*** Begin section ***

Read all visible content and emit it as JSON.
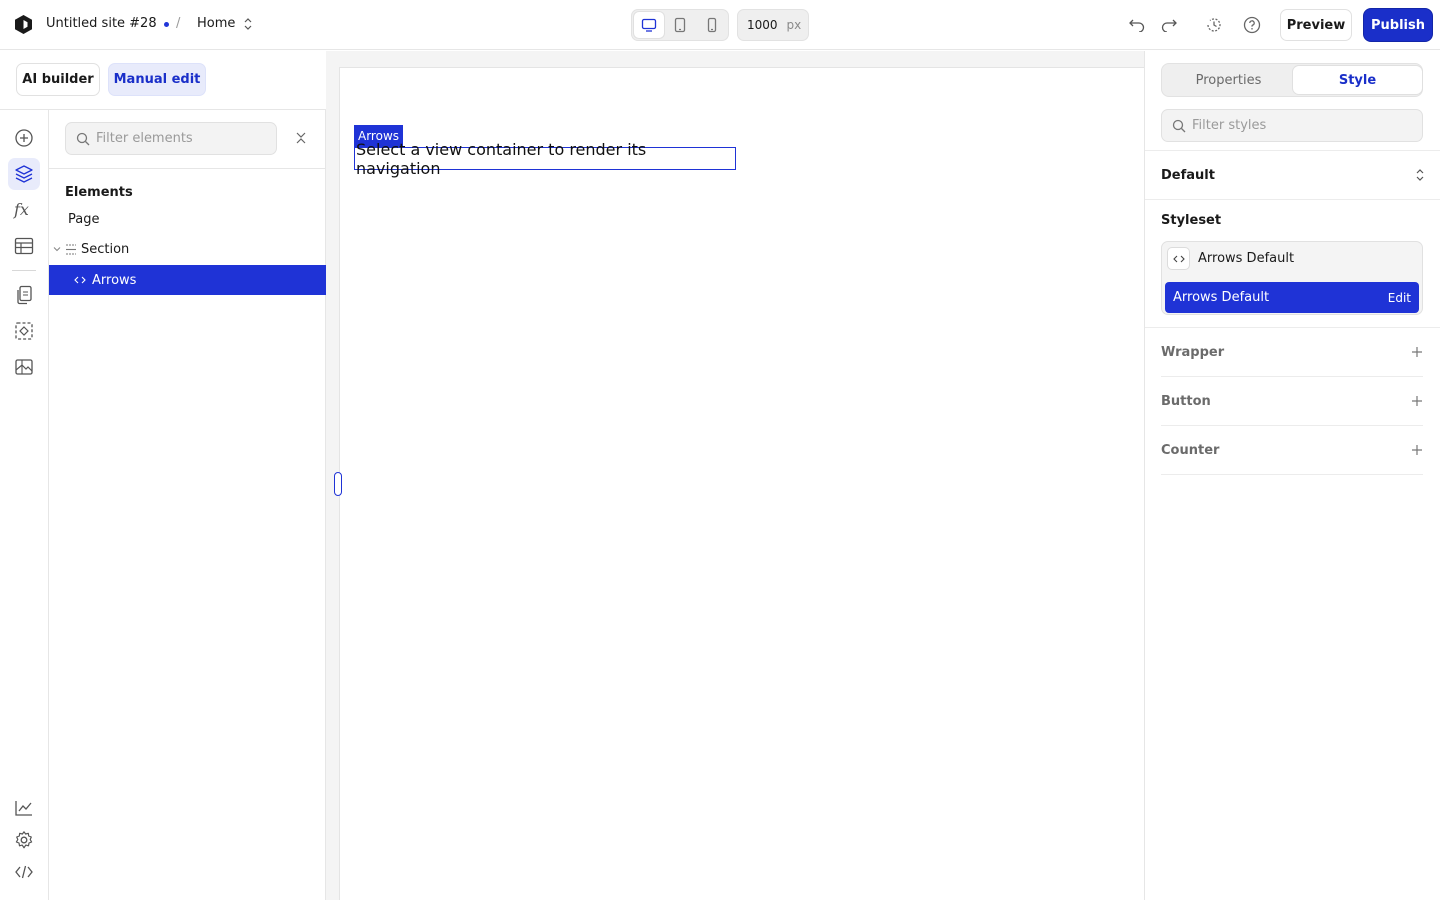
{
  "app": {
    "site_title": "Untitled site #28",
    "separator": "/",
    "current_page": "Home"
  },
  "toolbar": {
    "width_value": "1000",
    "width_unit": "px",
    "devices": [
      "desktop",
      "tablet",
      "mobile"
    ],
    "active_device": "desktop",
    "preview_label": "Preview",
    "publish_label": "Publish"
  },
  "rail": {
    "items": [
      "add-icon",
      "layers-icon",
      "function-icon",
      "table-icon",
      "pages-icon",
      "components-icon",
      "assets-icon",
      "analytics-icon",
      "settings-icon",
      "code-icon"
    ],
    "active": "layers-icon"
  },
  "left_panel": {
    "mode_ai": "AI builder",
    "mode_manual": "Manual edit",
    "filter_placeholder": "Filter elements",
    "elements_heading": "Elements",
    "tree": [
      {
        "label": "Page"
      },
      {
        "label": "Section"
      },
      {
        "label": "Arrows"
      }
    ]
  },
  "canvas": {
    "selected_tag": "Arrows",
    "selected_text": "Select a view container to render its navigation"
  },
  "right_panel": {
    "tabs": [
      "Properties",
      "Style"
    ],
    "active_tab": "Style",
    "filter_placeholder": "Filter styles",
    "state_label": "Default",
    "styleset_heading": "Styleset",
    "styleset_name": "Arrows Default",
    "styleset_item": "Arrows Default",
    "edit_label": "Edit",
    "parts": [
      "Wrapper",
      "Button",
      "Counter"
    ]
  },
  "colors": {
    "accent": "#1f33d6",
    "accent_soft": "#e8ebfb",
    "publish": "#1a2fc9"
  }
}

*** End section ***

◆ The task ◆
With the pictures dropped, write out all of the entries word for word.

◆ Answer to the exercise ◆
Read all visible content and emit it as JSON.
{
  "app": {
    "site_title": "Untitled site #28",
    "separator": "/",
    "current_page": "Home"
  },
  "toolbar": {
    "width_value": "1000",
    "width_unit": "px",
    "devices": [
      "desktop",
      "tablet",
      "mobile"
    ],
    "active_device": "desktop",
    "preview_label": "Preview",
    "publish_label": "Publish"
  },
  "rail": {
    "items": [
      "add-icon",
      "layers-icon",
      "function-icon",
      "table-icon",
      "pages-icon",
      "components-icon",
      "assets-icon",
      "analytics-icon",
      "settings-icon",
      "code-icon"
    ],
    "active": "layers-icon"
  },
  "left_panel": {
    "mode_ai": "AI builder",
    "mode_manual": "Manual edit",
    "filter_placeholder": "Filter elements",
    "elements_heading": "Elements",
    "tree": [
      {
        "label": "Page"
      },
      {
        "label": "Section"
      },
      {
        "label": "Arrows"
      }
    ]
  },
  "canvas": {
    "selected_tag": "Arrows",
    "selected_text": "Select a view container to render its navigation"
  },
  "right_panel": {
    "tabs": [
      "Properties",
      "Style"
    ],
    "active_tab": "Style",
    "filter_placeholder": "Filter styles",
    "state_label": "Default",
    "styleset_heading": "Styleset",
    "styleset_name": "Arrows Default",
    "styleset_item": "Arrows Default",
    "edit_label": "Edit",
    "parts": [
      "Wrapper",
      "Button",
      "Counter"
    ]
  },
  "colors": {
    "accent": "#1f33d6",
    "accent_soft": "#e8ebfb",
    "publish": "#1a2fc9"
  }
}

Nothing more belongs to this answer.